First, let’s define. Bisexuality in general has recently experienced a renaissance in its definition as it keeps pace with the spectrum of gender identities that have gained more visibility in the last decade. Though “bisexual” used to be understood to mean “sexually attracted to both men and women,” the term “bisexual” itself has expanded to mean “sexually attracted to people who identify with my gender (in my case, as a cisgender woman) and people who identify as a gender other than my own (in my case, everybody and anybody who does not identify as a cisgender woman). How you, Bi Guy, decide to identify is up to you. However, if you feel more current comfort in the term “biromantic” meaning, romantically attracted to more than just your own gender but unclear yet how sex plays into that, that may be the term for you. But, let’s keep going.

Let’s talk heterosexuality versus bisexuality. Your question is common and I hear it both from the LGBTQQ+ community (“Am I really queer enough if I don’t have a lot of queer sex with a lot of queer people?”) and from the formerly heterosexually-identifying community (“I think I’m (for example) bisexual but have I sexually earned it enough to say so?”). You rarely hear someone asking “I think I’m straight, but have I slept with enough heterosexual people in order to justify taking on that label?” Why might this be?

First, as we progress through our childhood and into our own curiosities about crushes, early dating, and teenaged sexuality, it is often assumed by others (and perhaps even ourselves) that we are straight. This assumption is made early and projected onto us by the outside world quickly. This phenomenon is called “heteronormativity,” meaning, essentially, “straight (and, typically, cisgender) until proven otherwise.” This heteronormative context might be one reason why you feel compelled to (and torn about) coming out as bisexual but not that compelled to (or torn about) coming out as straight. Here in our current world, a straight teen who hasn’t yet had sex might find it very easy to identify as straight regardless of their actual sexual experiences or “proof” because heteronormativity supports their identity and assumed future sexual trajectory.

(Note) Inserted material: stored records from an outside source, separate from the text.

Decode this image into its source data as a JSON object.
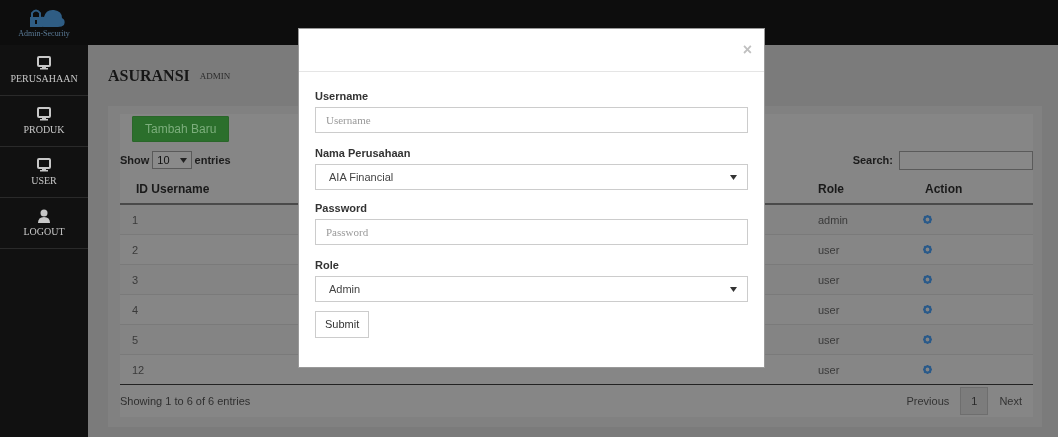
{
  "topbar": {
    "logo_text": "Admin-Security"
  },
  "sidebar": {
    "items": [
      {
        "label": "PERUSAHAAN",
        "kind": "monitor"
      },
      {
        "label": "PRODUK",
        "kind": "monitor"
      },
      {
        "label": "USER",
        "kind": "monitor"
      },
      {
        "label": "LOGOUT",
        "kind": "person"
      }
    ]
  },
  "page": {
    "title": "ASURANSI",
    "subtitle": "ADMIN"
  },
  "add_button": "Tambah Baru",
  "length_control": {
    "show": "Show",
    "value": "10",
    "entries": "entries"
  },
  "search": {
    "label": "Search:"
  },
  "table": {
    "columns": [
      "ID Username",
      "Role",
      "Action"
    ],
    "rows": [
      {
        "id": "1",
        "role": "admin"
      },
      {
        "id": "2",
        "role": "user"
      },
      {
        "id": "3",
        "role": "user"
      },
      {
        "id": "4",
        "role": "user"
      },
      {
        "id": "5",
        "role": "user"
      },
      {
        "id": "12",
        "role": "user"
      }
    ]
  },
  "footer": {
    "info": "Showing 1 to 6 of 6 entries",
    "pagination": [
      {
        "label": "Previous",
        "selected": false
      },
      {
        "label": "1",
        "selected": true
      },
      {
        "label": "Next",
        "selected": false
      }
    ]
  },
  "modal": {
    "close": "×",
    "fields": [
      {
        "label": "Username",
        "kind": "text",
        "placeholder": "Username"
      },
      {
        "label": "Nama Perusahaan",
        "kind": "select",
        "value": "AIA Financial"
      },
      {
        "label": "Password",
        "kind": "password",
        "placeholder": "Password"
      },
      {
        "label": "Role",
        "kind": "select",
        "value": "Admin"
      }
    ],
    "submit": "Submit"
  }
}
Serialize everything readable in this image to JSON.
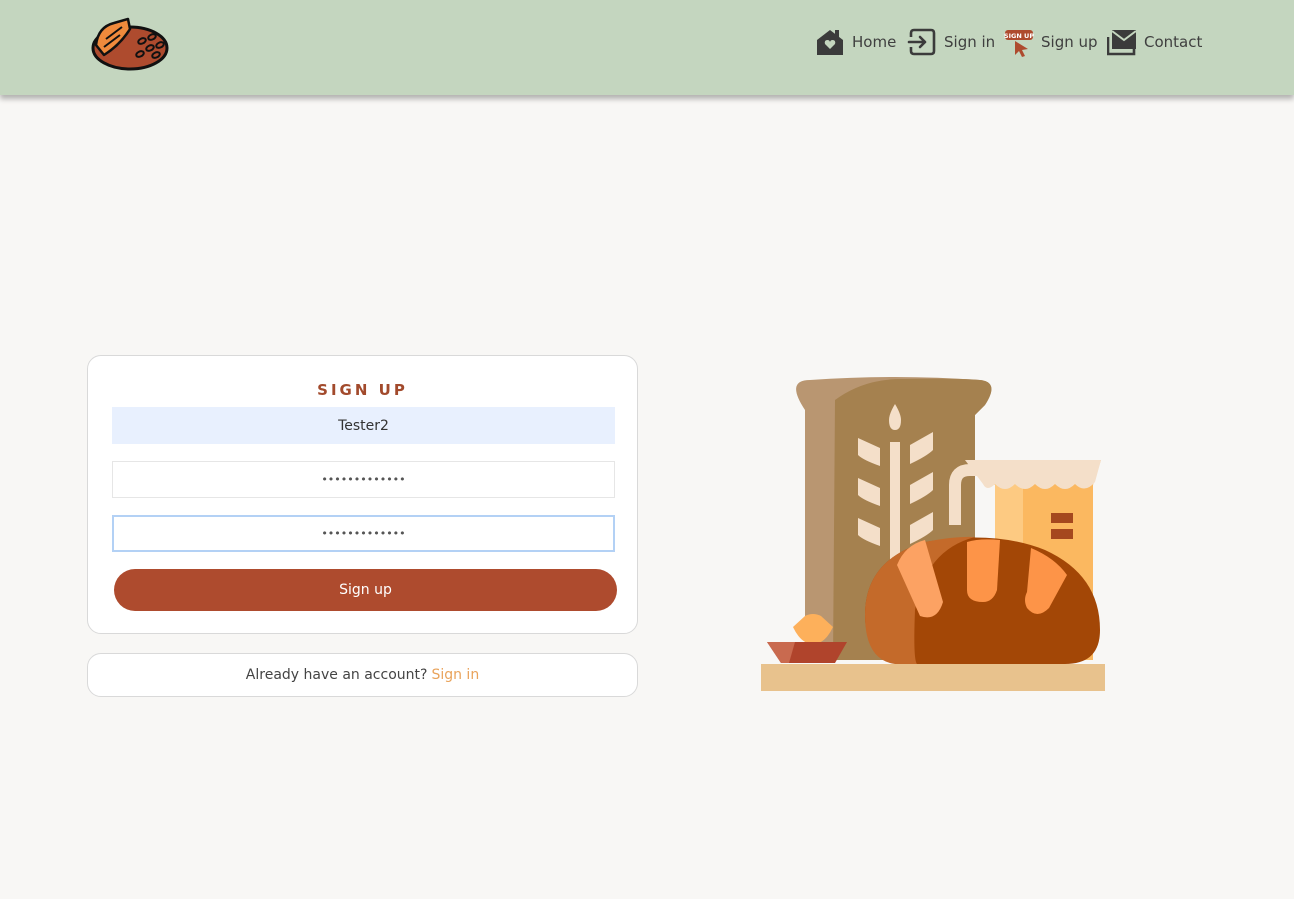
{
  "header": {
    "logo": "bread-logo",
    "nav": [
      {
        "label": "Home",
        "icon": "home-heart-icon"
      },
      {
        "label": "Sign in",
        "icon": "sign-in-icon"
      },
      {
        "label": "Sign up",
        "icon": "sign-up-badge-icon",
        "badge_text": "SIGN UP"
      },
      {
        "label": "Contact",
        "icon": "mail-icon"
      }
    ]
  },
  "signup": {
    "title": "SIGN UP",
    "username": "Tester2",
    "password": "•••••••••••••",
    "confirm_password": "•••••••••••••",
    "submit_label": "Sign up"
  },
  "switch": {
    "prompt": "Already have an account?",
    "link_label": "Sign in"
  },
  "illustration": "bakery-illustration",
  "colors": {
    "header_bg": "#c4d6bf",
    "page_bg": "#f8f7f5",
    "accent": "#ae4b2e",
    "link": "#e9a35b",
    "autofill_bg": "#e8f0fe"
  }
}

Another reason why you might be asking “I want to call myself bisexual but do I have the sexual resume to prove it?” is because you may be aware of your own presumed heterosexual and perhaps cisgender privileges that have so-far cushioned your life’s path. You may be wary of co-opting a LGBTQQ+ label or identity in order to cash in on the social capital this might bestow on you in certain social circles (especially local to us here in the Valley). You may be hesitant to claim an oppressed experience that you know internally doesn’t reflect your life so far. Or, you may feel an imposter syndrome around what bisexuality really means to you, personally, in ways you don’t quite understand yet.

If this latter paragraph speaks to your hesitation, Bi Guy, some good questions to ask might be, “How do I plan to ‘use’ my bisexual label and in what contexts? What benefits or drawbacks might this have?”, “Why do I feel hesitant to call myself ‘bisexual’ and what is that hesitancy rooted in?”, “How am I perceived or treated by the outside, heteronormative world and how have those perceptions benefited me?”, “What do I need to do to feel more secure in my own sexuality?”, “Is sexual experience an important part of my internal identity?”

The answers to these questions along with whether or not you choose to call yourself bisexual is ultimately entirely up to you, Bi Guy. But, a LGBTQQ+ competent therapist can help you make your truest and best decision.

Yana Tallon-Hicks is a relationship therapist, sex educator, and writer living in the Pioneer Valley. You can find her work and her professional contact information on her website,